approached, and soon every seat around the worthy deacon was occupied.
By-and-by, a middle-aged lady, in front of the deacon, began to
fussle about and twist around, as if anxious to arrange the great
amplitude of her drapery, and look after something bothering
her feet. In front of the lady, sat a slab-sided genus
dandy, fat as a match and quite as good looking; between his legs sat a
pale-face dog, with a flashing collar of brass and tinsel, quite as
gaudy as his master's neck-choker; this canine gave an awful
Ihk! ow, yow! yow-ooyow, ook! yow! yow! YOW!
Lor' a massy! cries the woman in front of the deacon, jumping up,
and making a desperate splurge to get up on to the seats, and in the
effort upsetting sundry bundles and parcels around her!
Yow-ook! Yow-ook! yelled the dog, jumping clear out
of the grasp of the juvenile Mantillini, and dashing himself on
to the head and shoulders of the next seat occupants, one of whom was a
sturdy civilized Irishman, who made no bones in grasping the
sickly-looking dog, and to the horror and alarm of the entire female
party present, he sung out:
Whur-r-r ye about, ye brute! Is the divil mad?
Eee! Ee! O dear! O! O! cries an anxious mother.
O! O! O-o-o! save us from the dog! cries another.
Whur-r-r-r! ye divil! cries the Irish gintilman, pinning
the poor dog down between the seats, with a force that extracted
another glorious yell.
Ike! Ike! Ike! oo, ow! ow! Ike! Ike! Ike!
Murder! mur-r-r-der! bawls another victim in the rear of the
deacon, leaping up in his seat, and rubbing his leg vigorously.
What on airth's loose? exclaims one.
Halloo! what's that? cries another, hastily vacating his seat and
crowding towards the door.
O dear, O! O! anxiously cries a delicate young lady.
What? who? where? screamed a dozen at once.
Good conscience! exclaims the deacon, as he dropped his
newspaper, in the midst of the dinnoise and confusion; and with a

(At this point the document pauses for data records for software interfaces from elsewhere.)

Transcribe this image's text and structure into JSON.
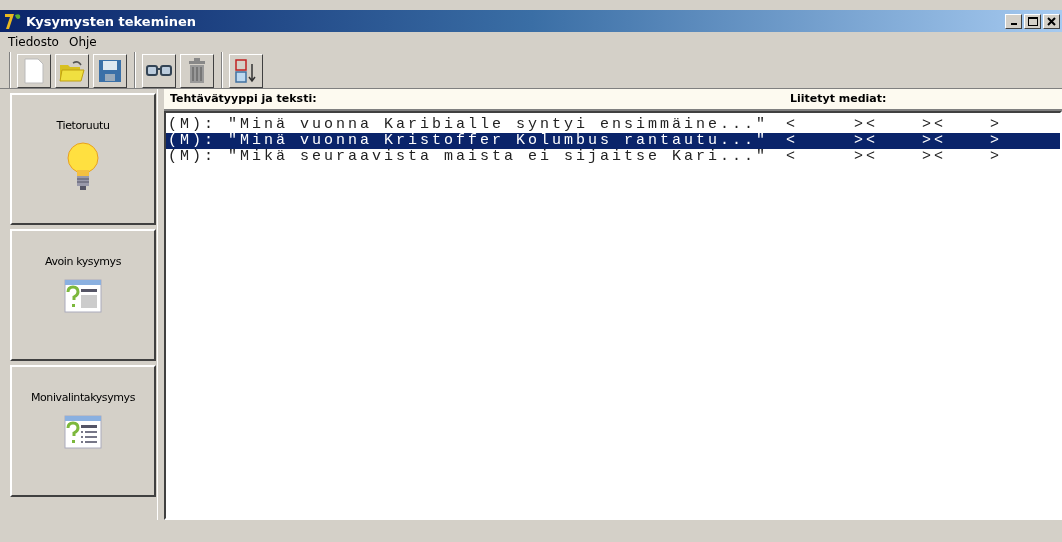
{
  "window": {
    "title": "Kysymysten tekeminen"
  },
  "menu": [
    "Tiedosto",
    "Ohje"
  ],
  "sidebar": {
    "items": [
      {
        "label": "Tietoruutu",
        "kind": "info"
      },
      {
        "label": "Avoin kysymys",
        "kind": "open"
      },
      {
        "label": "Monivalintakysymys",
        "kind": "choice"
      }
    ]
  },
  "table": {
    "columns": [
      "Tehtävätyyppi ja teksti:",
      "Liitetyt mediat:"
    ],
    "rows": [
      {
        "text": "(M): \"Minä vuonna Karibialle syntyi ensimmäine...\"",
        "media": [
          "<",
          "><",
          "><",
          ">"
        ],
        "selected": false
      },
      {
        "text": "(M): \"Minä vuonna Kristoffer Kolumbus rantautu...\"",
        "media": [
          "<",
          "><",
          "><",
          ">"
        ],
        "selected": true
      },
      {
        "text": "(M): \"Mikä seuraavista maista ei sijaitse Kari...\"",
        "media": [
          "<",
          "><",
          "><",
          ">"
        ],
        "selected": false
      }
    ]
  }
}
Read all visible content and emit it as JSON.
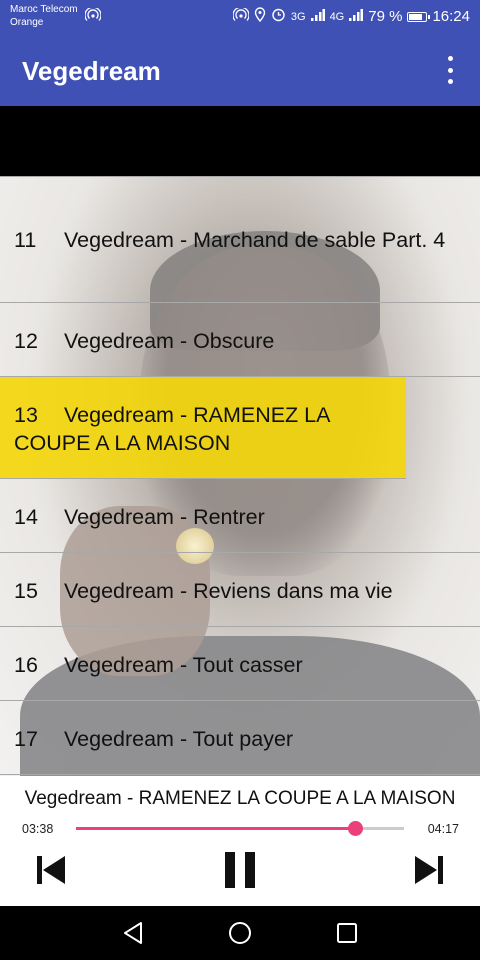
{
  "status_bar": {
    "carrier_1": "Maroc Telecom",
    "carrier_2": "Orange",
    "network_3g": "3G",
    "network_4g": "4G",
    "battery": "79 %",
    "time": "16:24"
  },
  "app_bar": {
    "title": "Vegedream"
  },
  "tracks": [
    {
      "num": "11",
      "title": "Vegedream - Marchand de sable Part. 4"
    },
    {
      "num": "12",
      "title": "Vegedream - Obscure"
    },
    {
      "num": "13",
      "title": "Vegedream - RAMENEZ LA COUPE A LA MAISON",
      "selected": true
    },
    {
      "num": "14",
      "title": "Vegedream - Rentrer"
    },
    {
      "num": "15",
      "title": "Vegedream - Reviens dans ma vie"
    },
    {
      "num": "16",
      "title": "Vegedream - Tout casser"
    },
    {
      "num": "17",
      "title": "Vegedream - Tout payer"
    }
  ],
  "player": {
    "now_playing": "Vegedream - RAMENEZ LA COUPE A LA MAISON",
    "current_time": "03:38",
    "total_time": "04:17",
    "progress": 0.85,
    "accent_color": "#EC407A",
    "icons": [
      "skip-previous-icon",
      "pause-icon",
      "skip-next-icon"
    ]
  },
  "nav_bar": {
    "icons": [
      "back-icon",
      "home-icon",
      "recents-icon"
    ]
  },
  "colors": {
    "primary": "#3F51B5",
    "highlight": "#F3D60C"
  }
}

most singular and spasmodic effort to dance a high_land fling, he
hustled out of his seat, exclaiming:
Good conscience, I really believe they're out.

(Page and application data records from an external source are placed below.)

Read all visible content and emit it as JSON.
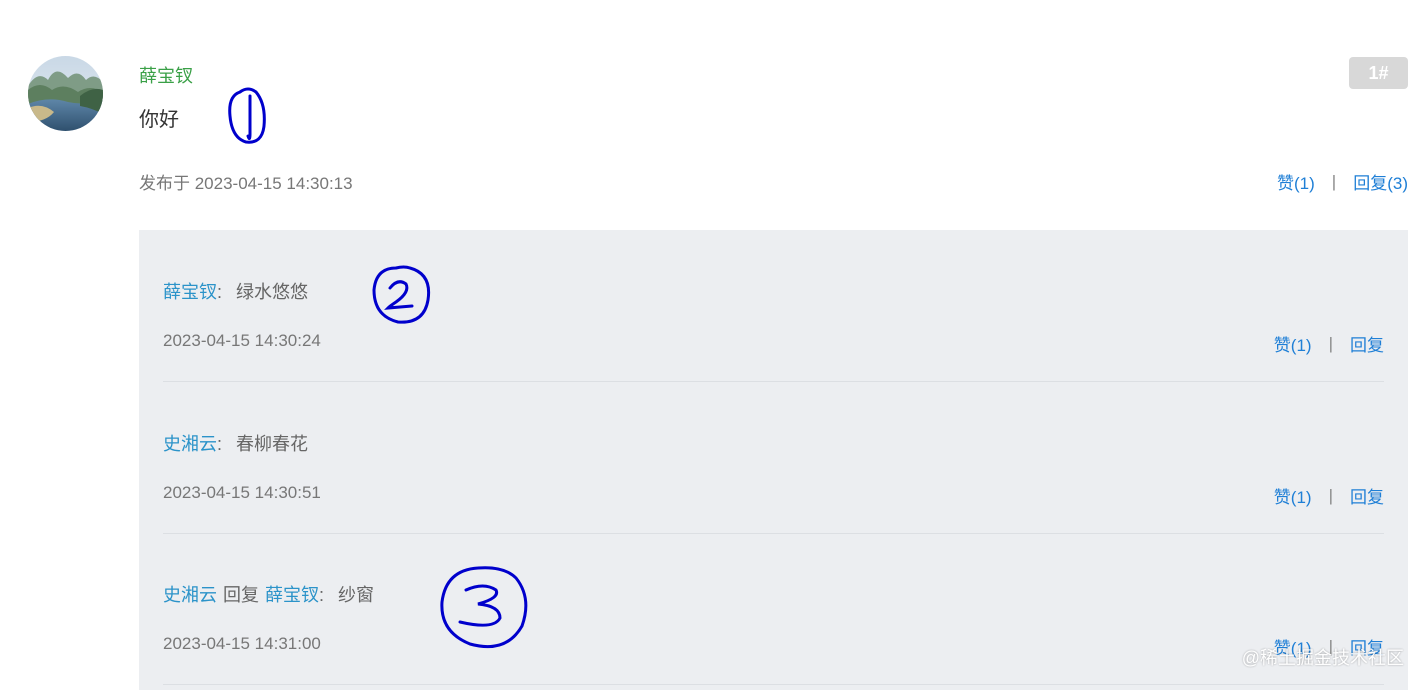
{
  "post": {
    "author": "薛宝钗",
    "floor": "1#",
    "content": "你好",
    "published": "发布于 2023-04-15 14:30:13",
    "like_label": "赞(1)",
    "separator": "|",
    "reply_label": "回复(3)"
  },
  "replies": [
    {
      "user": "薛宝钗",
      "colon": ":",
      "text": "绿水悠悠",
      "time": "2023-04-15 14:30:24",
      "like_label": "赞(1)",
      "reply_label": "回复"
    },
    {
      "user": "史湘云",
      "colon": ":",
      "text": "春柳春花",
      "time": "2023-04-15 14:30:51",
      "like_label": "赞(1)",
      "reply_label": "回复"
    },
    {
      "user": "史湘云",
      "mid": "回复",
      "target": "薛宝钗",
      "colon": ":",
      "text": "纱窗",
      "time": "2023-04-15 14:31:00",
      "like_label": "赞(1)",
      "reply_label": "回复"
    }
  ],
  "watermark": "@稀土掘金技术社区",
  "colors": {
    "author_green": "#3aa047",
    "link_blue": "#1f7fd6",
    "reply_user_blue": "#2b93c9",
    "reply_panel_bg": "#eceef1",
    "annotation_ink": "#0000cc"
  }
}
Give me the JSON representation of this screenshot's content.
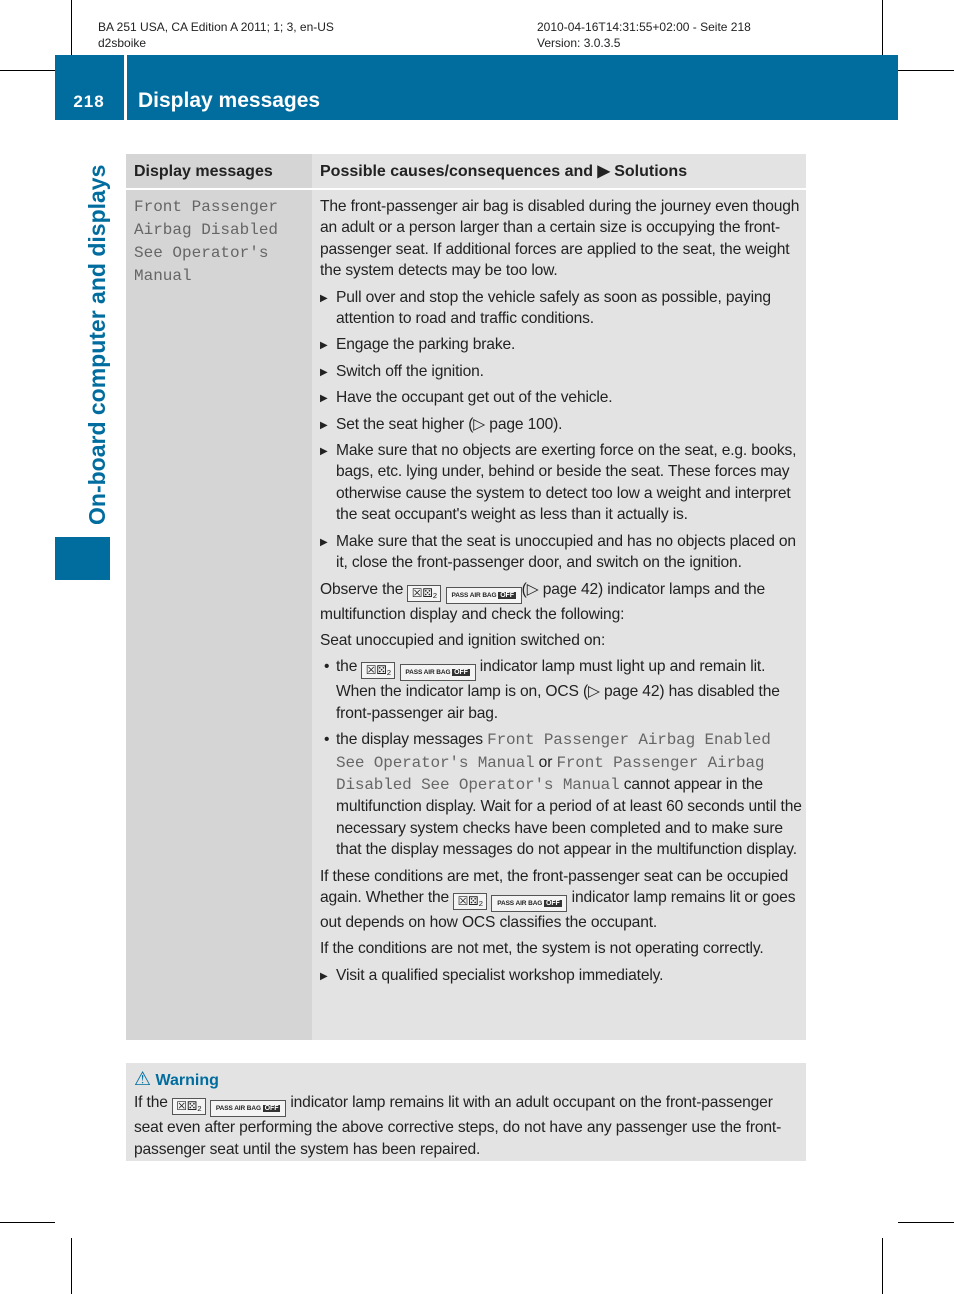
{
  "header": {
    "left_line1": "BA 251 USA, CA Edition A 2011; 1; 3, en-US",
    "left_line2": "d2sboike",
    "right_line1": "2010-04-16T14:31:55+02:00 - Seite 218",
    "right_line2": "Version: 3.0.3.5"
  },
  "page": {
    "number": "218",
    "title": "Display messages",
    "side_tab": "On-board computer and displays",
    "accent": "#016d9f"
  },
  "icons": {
    "seat": "seat-occupant-icon",
    "seat_glyph": "☒⚄₂",
    "pab_text": "PASS AIR BAG",
    "pab_off": "OFF"
  },
  "table": {
    "col1": "Display messages",
    "col2_a": "Possible causes/consequences and",
    "col2_b": "Solutions",
    "message": "Front Passenger\nAirbag Disabled\nSee Operator's\nManual",
    "p1": "The front-passenger air bag is disabled during the journey even though an adult or a person larger than a certain size is occupying the front-passenger seat. If additional forces are applied to the seat, the weight the system detects may be too low.",
    "steps": [
      "Pull over and stop the vehicle safely as soon as possible, paying attention to road and traffic conditions.",
      "Engage the parking brake.",
      "Switch off the ignition.",
      "Have the occupant get out of the vehicle.",
      "Set the seat higher (▷ page 100).",
      "Make sure that no objects are exerting force on the seat, e.g. books, bags, etc. lying under, behind or beside the seat. These forces may otherwise cause the system to detect too low a weight and interpret the seat occupant's weight as less than it actually is.",
      "Make sure that the seat is unoccupied and has no objects placed on it, close the front-passenger door, and switch on the ignition."
    ],
    "observe_a": "Observe the",
    "observe_b": "(▷ page 42) indicator lamps and the multifunction display and check the following:",
    "seat_unocc": "Seat unoccupied and ignition switched on:",
    "b1_a": "the",
    "b1_b": "indicator lamp must light up and remain lit. When the indicator lamp is on, OCS (▷ page 42) has disabled the front-passenger air bag.",
    "b2_a": "the display messages",
    "b2_m1": "Front Passenger Airbag Enabled See Operator's Manual",
    "b2_or": "or",
    "b2_m2": "Front Passenger Airbag Disabled See Operator's Manual",
    "b2_b": "cannot appear in the multifunction display. Wait for a period of at least 60 seconds until the necessary system checks have been completed and to make sure that the display messages do not appear in the multifunction display.",
    "met_a": "If these conditions are met, the front-passenger seat can be occupied again. Whether the",
    "met_b": "indicator lamp remains lit or goes out depends on how OCS classifies the occupant.",
    "notmet": "If the conditions are not met, the system is not operating correctly.",
    "final_step": "Visit a qualified specialist workshop immediately."
  },
  "warning": {
    "title": "Warning",
    "a": "If the",
    "b": "indicator lamp remains lit with an adult occupant on the front-passenger seat even after performing the above corrective steps, do not have any passenger use the front-passenger seat until the system has been repaired."
  }
}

Eh? Whatwhat's out? cries one.
Snakes! echoes an old gentleman, grasping a cane.
Snappin' turtles, Mister? inquire several.
Snakes! cried a dozen.
Snappers! echoes a like quantity of the dismayed.
Snake-e-e-es! O what a din!
Halloo! here, what's all this? What's the matter? says the
conductor, coming to the rescue.
That man's got snakes in the car! roar several at once.
And snappin' turtles, too, consarn him! says one, while all eyes
were directed, tongues wagging, and hands gesticulating furiously at
the astonished deacon.
Take care of them! Take care of them! I believe I'm bitten clear
through my bootcatch them, Mr. Swallow! cries the deacon.
Swallow 'em, Mr. Catcher! echoes the frightened dandy.
What? where? says the excited conductor, looking around.
Here, here, in under these seats, sir,my lobsters, sir,
says the deacon, standing aloof to let the conductor and the man with
the cane get at the reptiles, as the latter insisted.
Darn 'em, are they only lobsters!
Pooh! Lobsters! says young Mantillini, with a mock heroic shrug of
his shoulders, and looking fierce as two cents!
Come out here! says the conductor, feeling for them.
Take care! says the deacon, the plaguy things have got their pins
Why, they are alive, and crawling around; hear the old
fellow,take care, Mr. Swallerhe's cross as sin! says the man with
the canewasn't that a snap? Take care! You got him? that
indefatigable assistant continued, rattling his tongue and cane.
I've got them! cries the conductor.
Put them in the bag, here, sir, says the deacon.
Take them out of this car! cries everybody.
Plaguy things, says the deacon. I sha'n't never buy another
Order was restored, passengers took their seats, but when young
Mantillini looked for his dog, he had vamosed with the Irishman,
at the last stopping place, in his excitement, leaving a quart jug of
whiskey in lieu of the dandy's dog.